The War at Sea in 1916
During 1916 the German fleet sought again to implement its plan to attack the British in a major battle in an effort to weak the British Grand Fleet in a decisive manner. The plan led to the Battle of Jutland. The British did not fall for the German plan, however, despite having the larger fleet at Jutland, they failed to achieve the sweeping victory hoped by the Navy as well as the British public.
The War at Sea in 1917
During 1917 Germany resumed unrestricted submarine warfare in an effort to stop the flow of supplies towards Britain. The attempt backfired when US President Woodrow Wilson declared war against Germany.
The War at Sea in 1918
By 1918 the Entente convoy system was very well established and German submarines were hunted down with great efficiency. On the surface few engagements to place, the most notably being the British raid at Zeebrugge. The war ended with the German fleet being disbanded after the sailors mutinied at Kiel.
- Peter Hart, The Great War: A Combat History of the First World War, Oxford University Press, Oxford, 2013
- Jeremy Black, Naval Warfare: A Global History since 1860, Rowman & Littlefield Publishers, Lanham, Maryland, 2017

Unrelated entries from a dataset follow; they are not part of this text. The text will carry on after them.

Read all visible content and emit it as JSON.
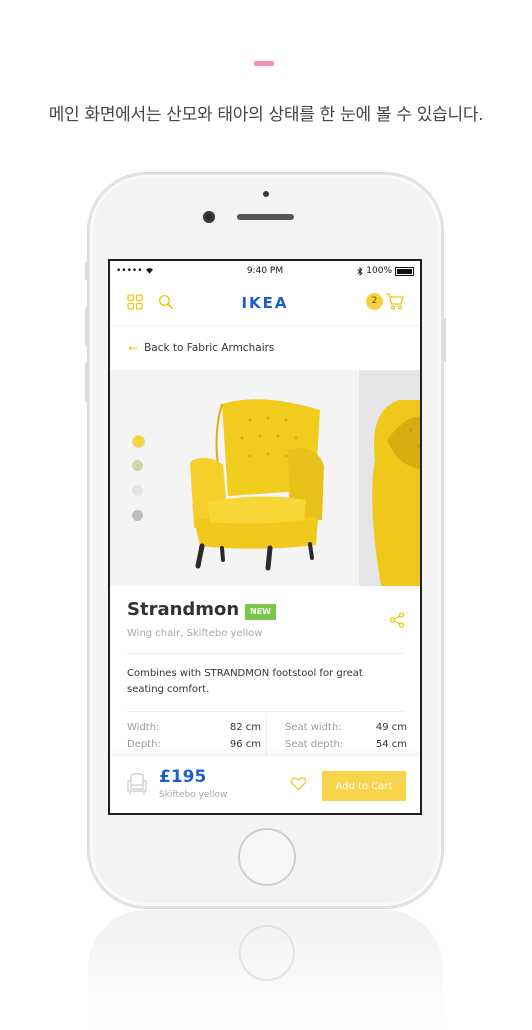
{
  "caption": "메인 화면에서는 산모와 태아의 상태를 한 눈에 볼 수 있습니다.",
  "status_bar": {
    "signal": "•••••",
    "time": "9:40 PM",
    "battery": "100%"
  },
  "navbar": {
    "logo": "IKEA",
    "cart_count": "2"
  },
  "back_link": {
    "label": "Back to Fabric Armchairs"
  },
  "gallery": {
    "color_swatches": [
      "#f7d23e",
      "#c9d9a2",
      "#e3e3e3",
      "#bdbdbd"
    ]
  },
  "product": {
    "name": "Strandmon",
    "badge": "NEW",
    "subtitle": "Wing chair, Skiftebo yellow",
    "description": "Combines with STRANDMON footstool for great seating comfort."
  },
  "specs": {
    "left": [
      {
        "label": "Width:",
        "value": "82 cm"
      },
      {
        "label": "Depth:",
        "value": "96 cm"
      }
    ],
    "right": [
      {
        "label": "Seat width:",
        "value": "49 cm"
      },
      {
        "label": "Seat depth:",
        "value": "54 cm"
      }
    ]
  },
  "bottom_bar": {
    "price": "£195",
    "price_sub": "Skiftebo yellow",
    "add_to_cart": "Add to Cart"
  },
  "colors": {
    "accent_yellow": "#f2c413",
    "brand_blue": "#1d5fc9",
    "badge_green": "#79c84a",
    "caption_bar_pink": "#f48fb8"
  }
}
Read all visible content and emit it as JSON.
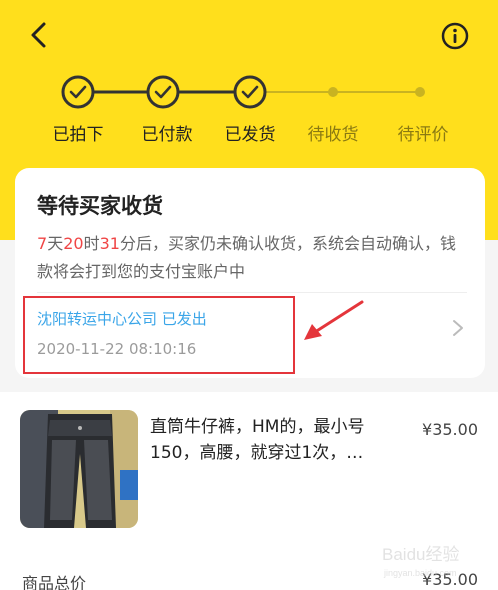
{
  "steps": [
    {
      "label": "已拍下",
      "state": "done"
    },
    {
      "label": "已付款",
      "state": "done"
    },
    {
      "label": "已发货",
      "state": "done"
    },
    {
      "label": "待收货",
      "state": "pending"
    },
    {
      "label": "待评价",
      "state": "pending"
    }
  ],
  "status_card": {
    "title": "等待买家收货",
    "countdown": {
      "days": "7",
      "days_unit": "天",
      "hours": "20",
      "hours_unit": "时",
      "minutes": "31",
      "minutes_unit": "分后，",
      "message": "买家仍未确认收货，系统会自动确认，钱款将会打到您的支付宝账户中"
    },
    "logistics": {
      "status": "沈阳转运中心公司 已发出",
      "time": "2020-11-22 08:10:16"
    }
  },
  "product": {
    "title": "直筒牛仔裤，HM的，最小号150，高腰，就穿过1次，…",
    "price": "¥35.00"
  },
  "totals": {
    "label": "商品总价",
    "value": "¥35.00"
  },
  "watermark": {
    "text": "Baidu经验",
    "sub": "jingyan.baidu.com"
  },
  "colors": {
    "header_bg": "#ffdf1c",
    "countdown_red": "#f04545",
    "logistics_blue": "#3aa5e8",
    "annotation_red": "#e4353b"
  },
  "icons": [
    "back-arrow-icon",
    "info-icon",
    "check-icon",
    "chevron-right-icon",
    "annotation-arrow-icon"
  ]
}
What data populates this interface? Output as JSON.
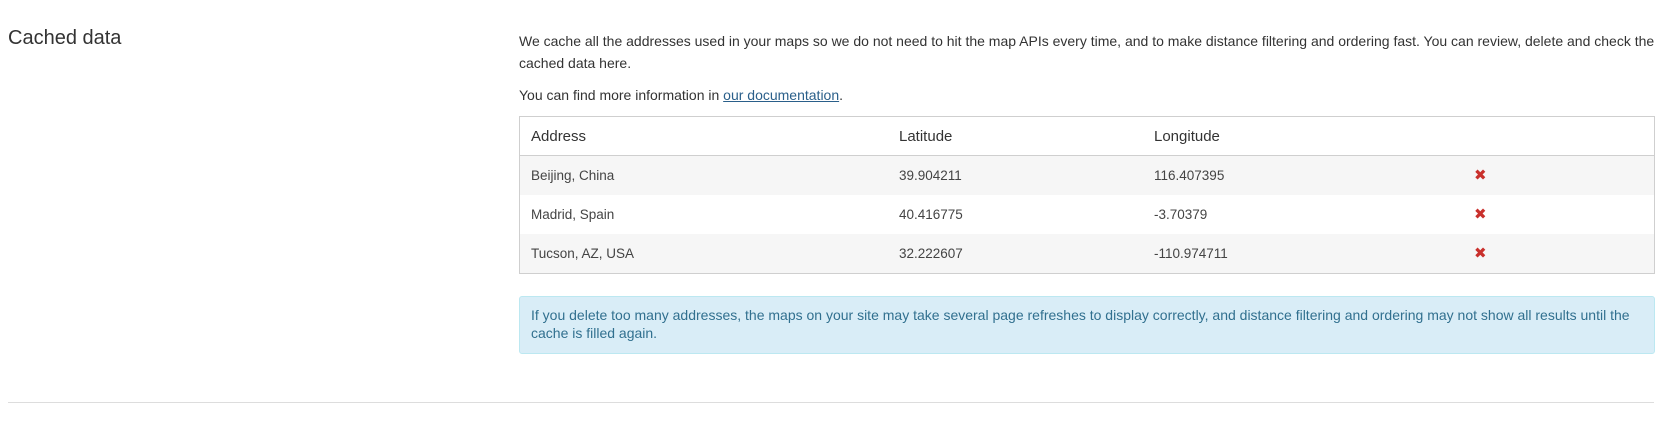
{
  "section": {
    "title": "Cached data"
  },
  "intro": {
    "text": "We cache all the addresses used in your maps so we do not need to hit the map APIs every time, and to make distance filtering and ordering fast. You can review, delete and check the cached data here."
  },
  "more_info": {
    "prefix": "You can find more information in ",
    "link_text": "our documentation",
    "suffix": "."
  },
  "table": {
    "headers": {
      "address": "Address",
      "latitude": "Latitude",
      "longitude": "Longitude"
    },
    "rows": [
      {
        "address": "Beijing, China",
        "latitude": "39.904211",
        "longitude": "116.407395",
        "delete": "✖"
      },
      {
        "address": "Madrid, Spain",
        "latitude": "40.416775",
        "longitude": "-3.70379",
        "delete": "✖"
      },
      {
        "address": "Tucson, AZ, USA",
        "latitude": "32.222607",
        "longitude": "-110.974711",
        "delete": "✖"
      }
    ]
  },
  "alert": {
    "text": "If you delete too many addresses, the maps on your site may take several page refreshes to display correctly, and distance filtering and ordering may not show all results until the cache is filled again."
  },
  "colors": {
    "delete_icon": "#c9302c",
    "link": "#2a5f8a",
    "alert_background": "#d9edf7",
    "alert_text": "#31708f"
  },
  "icons": {
    "delete": "close-icon"
  }
}
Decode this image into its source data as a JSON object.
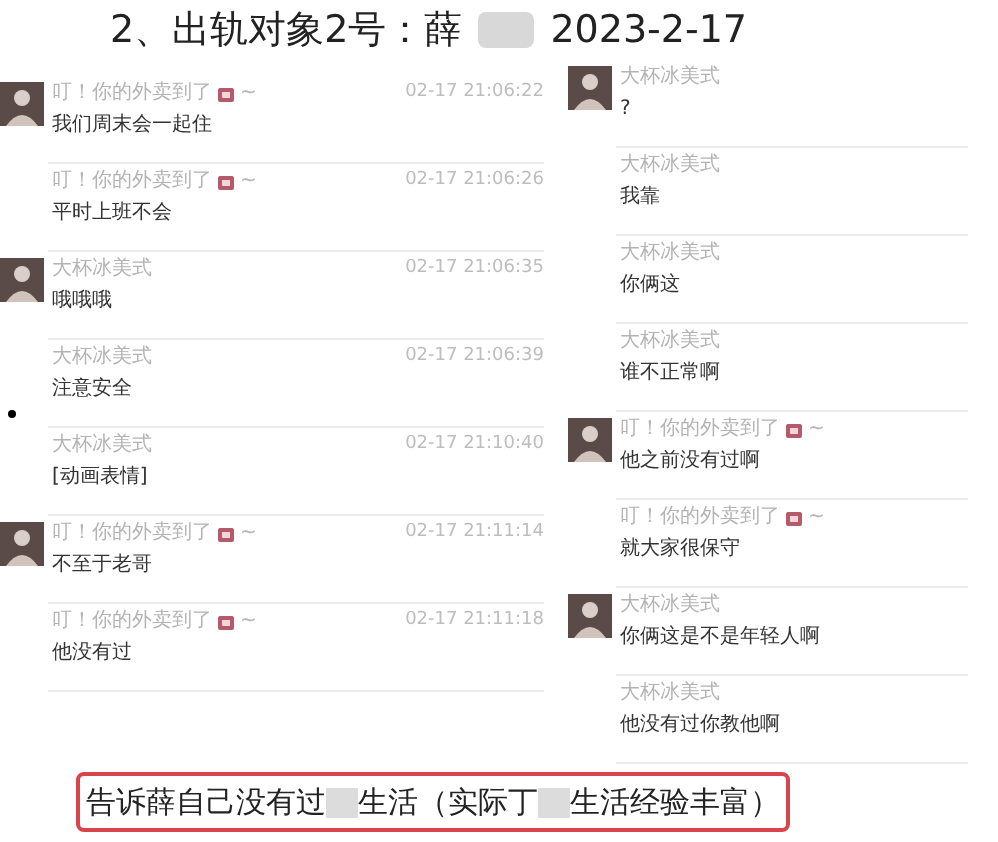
{
  "title": [
    {
      "kind": "text",
      "text": "2、出轨对象2号：薛"
    },
    {
      "kind": "blur"
    },
    {
      "kind": "text",
      "text": "2023-2-17"
    }
  ],
  "left_chat": [
    {
      "sender": "叮！你的外卖到了",
      "suffix": "~",
      "emoji": true,
      "avatar": true,
      "time": "02-17 21:06:22",
      "text": "我们周末会一起住"
    },
    {
      "sender": "叮！你的外卖到了",
      "suffix": "~",
      "emoji": true,
      "avatar": false,
      "time": "02-17 21:06:26",
      "text": "平时上班不会"
    },
    {
      "sender": "大杯冰美式",
      "emoji": false,
      "avatar": true,
      "time": "02-17 21:06:35",
      "text": "哦哦哦"
    },
    {
      "sender": "大杯冰美式",
      "emoji": false,
      "avatar": false,
      "time": "02-17 21:06:39",
      "text": "注意安全"
    },
    {
      "sender": "大杯冰美式",
      "emoji": false,
      "avatar": false,
      "time": "02-17 21:10:40",
      "text": "[动画表情]"
    },
    {
      "sender": "叮！你的外卖到了",
      "suffix": "~",
      "emoji": true,
      "avatar": true,
      "time": "02-17 21:11:14",
      "text": "不至于老哥"
    },
    {
      "sender": "叮！你的外卖到了",
      "suffix": "~",
      "emoji": true,
      "avatar": false,
      "time": "02-17 21:11:18",
      "text": "他没有过"
    }
  ],
  "right_chat": [
    {
      "sender": "大杯冰美式",
      "emoji": false,
      "avatar": true,
      "text": "?"
    },
    {
      "sender": "大杯冰美式",
      "emoji": false,
      "avatar": false,
      "text": "我靠"
    },
    {
      "sender": "大杯冰美式",
      "emoji": false,
      "avatar": false,
      "text": "你俩这"
    },
    {
      "sender": "大杯冰美式",
      "emoji": false,
      "avatar": false,
      "text": "谁不正常啊"
    },
    {
      "sender": "叮！你的外卖到了",
      "suffix": "~",
      "emoji": true,
      "avatar": true,
      "text": "他之前没有过啊"
    },
    {
      "sender": "叮！你的外卖到了",
      "suffix": "~",
      "emoji": true,
      "avatar": false,
      "text": "就大家很保守"
    },
    {
      "sender": "大杯冰美式",
      "emoji": false,
      "avatar": true,
      "text": "你俩这是不是年轻人啊"
    },
    {
      "sender": "大杯冰美式",
      "emoji": false,
      "avatar": false,
      "text": "他没有过你教他啊"
    }
  ],
  "caption": [
    {
      "kind": "text",
      "text": "告诉薛自己没有过"
    },
    {
      "kind": "blur"
    },
    {
      "kind": "text",
      "text": "生活（实际丁"
    },
    {
      "kind": "blur"
    },
    {
      "kind": "text",
      "text": "生活经验丰富）"
    }
  ]
}
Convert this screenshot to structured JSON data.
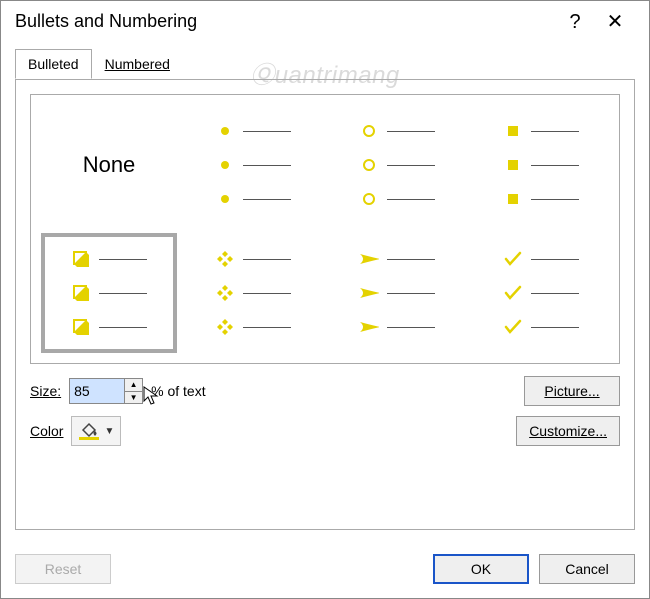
{
  "title": "Bullets and Numbering",
  "tabs": {
    "bulleted": "Bulleted",
    "numbered": "Numbered"
  },
  "none_label": "None",
  "bullet_styles": [
    "none",
    "disc",
    "ring",
    "square",
    "box3d",
    "diamond4",
    "arrowhead",
    "check"
  ],
  "selected_style_index": 4,
  "size": {
    "label": "Size:",
    "value": "85",
    "suffix": "% of text"
  },
  "color": {
    "label": "Color"
  },
  "buttons": {
    "picture": "Picture...",
    "customize": "Customize...",
    "reset": "Reset",
    "ok": "OK",
    "cancel": "Cancel"
  },
  "watermark": "Ⓠuantrimang"
}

- R.G. Grant, Battle at Sea: 3,000 Years of Naval Warfare, DK Publishing, London, 2011